Kaufmann was compelling throughout, delivering a very strong if never completely transcendent vocal performance. The use of amplification allowed him to indulge occasionally in his worse interpretive tendencies, namely, his propensity for pulling off his voice in pianissimo sections which renders these moments a bit too whispery and ghostly for my taste. But there were several standout interpretations from the tenor, especially the seductive “Ständchen” (my favorite of the set), “Ihr Bild” and the searing “Doppelgänger.” In these, Kaufmann showed a flexible mastery of his technique and of the genre.

Deutsch played with great vigor and tenderness, bringing out the balance of harmonic complexity and consummate melodic clarity that defines Schubert’s sound. This was especially apparent at the midpoint of the evening, where Deutsch played the second movement of Schubert’s Piano Sonata No. 21 in B-flat major in between the Rellstab and Heine portions of the cycle. This was nicely staged as a concert within Guth’s hospital, the ensemble watching spellbound or lost in thought, just like the audience. Such a pause, with Deustch’s sensitive playing, was a welcome moment of reflection in between the heightened drama. Also evident is the trust between Kaufmann and Deutsch, who have been long-time collaborators. Mathis Nitschke’s sound composition punctuated the pieces, returning always to the same restless foreboding that began the piece.

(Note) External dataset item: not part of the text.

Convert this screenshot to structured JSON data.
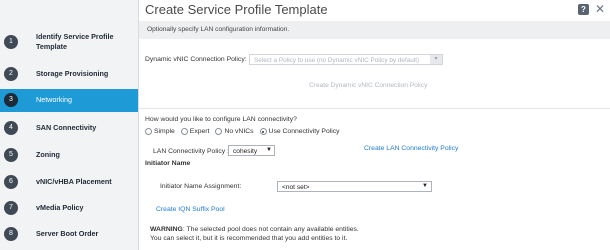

Doppelgänger’s best moments came when Guth leaned in to suggestion rather than clear depictions of war imagery; its worst moments were when Kaufmann and the ensemble over-acted Guth’s premise and veered into melodrama.  At times, the weight of Guth’s interpretations proved more than individual lieder could bear —”Am Meer,” staged like a funeral march with Kaufmann’s bed as the coffin, was overblown and not particularly responsive to the text—resulting in moments that were dramatically motivated but unsatisfying as acts of exegesis.

By the time we got to the title lied, however, these interpretive misfires were forgotten. Impressively, Guth was able to cash the rather large dramatic check he wrote, delivering a positively spellbinding finale. Kaufman’s encounter with his double was meticulously directed and strikingly sung; the song itself is enough to raise the hairs on your arms, but after the succession of images that preceded it, combined with some very fine singing from Kaufmann, “Der Doppelgänger” was sublimely scary and impossible to look away from.

Photos: Monika Rittershaus, Courtesy of Park Avenue Armory